## Data listing
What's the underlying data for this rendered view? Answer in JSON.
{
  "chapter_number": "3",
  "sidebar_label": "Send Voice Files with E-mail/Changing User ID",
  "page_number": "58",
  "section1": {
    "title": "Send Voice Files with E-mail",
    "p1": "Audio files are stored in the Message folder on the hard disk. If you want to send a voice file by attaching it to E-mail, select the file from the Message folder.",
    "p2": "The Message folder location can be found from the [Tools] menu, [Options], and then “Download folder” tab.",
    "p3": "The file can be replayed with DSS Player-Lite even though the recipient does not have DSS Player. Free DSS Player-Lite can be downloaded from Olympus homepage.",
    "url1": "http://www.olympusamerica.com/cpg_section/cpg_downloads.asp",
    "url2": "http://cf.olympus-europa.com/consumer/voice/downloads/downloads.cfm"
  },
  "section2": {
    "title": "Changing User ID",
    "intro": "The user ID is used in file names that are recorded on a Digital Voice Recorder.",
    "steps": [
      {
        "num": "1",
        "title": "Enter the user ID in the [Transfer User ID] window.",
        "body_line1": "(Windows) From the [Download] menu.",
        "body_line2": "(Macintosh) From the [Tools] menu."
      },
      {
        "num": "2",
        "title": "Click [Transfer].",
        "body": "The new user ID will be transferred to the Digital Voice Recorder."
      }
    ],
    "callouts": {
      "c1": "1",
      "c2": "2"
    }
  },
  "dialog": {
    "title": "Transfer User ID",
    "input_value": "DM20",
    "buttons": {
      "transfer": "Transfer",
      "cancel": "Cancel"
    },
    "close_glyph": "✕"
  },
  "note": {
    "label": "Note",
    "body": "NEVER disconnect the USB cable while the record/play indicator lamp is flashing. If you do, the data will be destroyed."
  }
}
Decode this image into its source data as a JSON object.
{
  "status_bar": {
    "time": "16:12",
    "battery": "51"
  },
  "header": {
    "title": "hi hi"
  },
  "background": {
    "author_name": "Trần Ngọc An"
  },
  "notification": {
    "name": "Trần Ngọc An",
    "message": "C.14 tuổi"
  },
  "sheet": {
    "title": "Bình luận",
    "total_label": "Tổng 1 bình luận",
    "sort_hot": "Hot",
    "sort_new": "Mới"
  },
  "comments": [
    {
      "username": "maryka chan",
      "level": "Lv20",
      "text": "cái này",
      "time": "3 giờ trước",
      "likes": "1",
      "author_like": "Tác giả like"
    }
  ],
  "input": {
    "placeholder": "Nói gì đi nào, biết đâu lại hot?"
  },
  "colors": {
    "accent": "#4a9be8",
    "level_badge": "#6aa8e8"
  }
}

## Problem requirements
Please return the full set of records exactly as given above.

## Response area
What's the underlying data for this rendered view? Answer in JSON.
{
  "chapter_number": "3",
  "sidebar_label": "Send Voice Files with E-mail/Changing User ID",
  "page_number": "58",
  "section1": {
    "title": "Send Voice Files with E-mail",
    "p1": "Audio files are stored in the Message folder on the hard disk. If you want to send a voice file by attaching it to E-mail, select the file from the Message folder.",
    "p2": "The Message folder location can be found from the [Tools] menu, [Options], and then “Download folder” tab.",
    "p3": "The file can be replayed with DSS Player-Lite even though the recipient does not have DSS Player. Free DSS Player-Lite can be downloaded from Olympus homepage.",
    "url1": "http://www.olympusamerica.com/cpg_section/cpg_downloads.asp",
    "url2": "http://cf.olympus-europa.com/consumer/voice/downloads/downloads.cfm"
  },
  "section2": {
    "title": "Changing User ID",
    "intro": "The user ID is used in file names that are recorded on a Digital Voice Recorder.",
    "steps": [
      {
        "num": "1",
        "title": "Enter the user ID in the [Transfer User ID] window.",
        "body_line1": "(Windows) From the [Download] menu.",
        "body_line2": "(Macintosh) From the [Tools] menu."
      },
      {
        "num": "2",
        "title": "Click [Transfer].",
        "body": "The new user ID will be transferred to the Digital Voice Recorder."
      }
    ],
    "callouts": {
      "c1": "1",
      "c2": "2"
    }
  },
  "dialog": {
    "title": "Transfer User ID",
    "input_value": "DM20",
    "buttons": {
      "transfer": "Transfer",
      "cancel": "Cancel"
    },
    "close_glyph": "✕"
  },
  "note": {
    "label": "Note",
    "body": "NEVER disconnect the USB cable while the record/play indicator lamp is flashing. If you do, the data will be destroyed."
  }
}
Decode this image into its source data as a JSON object.
{
  "status_bar": {
    "time": "16:12",
    "battery": "51"
  },
  "header": {
    "title": "hi hi"
  },
  "background": {
    "author_name": "Trần Ngọc An"
  },
  "notification": {
    "name": "Trần Ngọc An",
    "message": "C.14 tuổi"
  },
  "sheet": {
    "title": "Bình luận",
    "total_label": "Tổng 1 bình luận",
    "sort_hot": "Hot",
    "sort_new": "Mới"
  },
  "comments": [
    {
      "username": "maryka chan",
      "level": "Lv20",
      "text": "cái này",
      "time": "3 giờ trước",
      "likes": "1",
      "author_like": "Tác giả like"
    }
  ],
  "input": {
    "placeholder": "Nói gì đi nào, biết đâu lại hot?"
  },
  "colors": {
    "accent": "#4a9be8",
    "level_badge": "#6aa8e8"
  }
}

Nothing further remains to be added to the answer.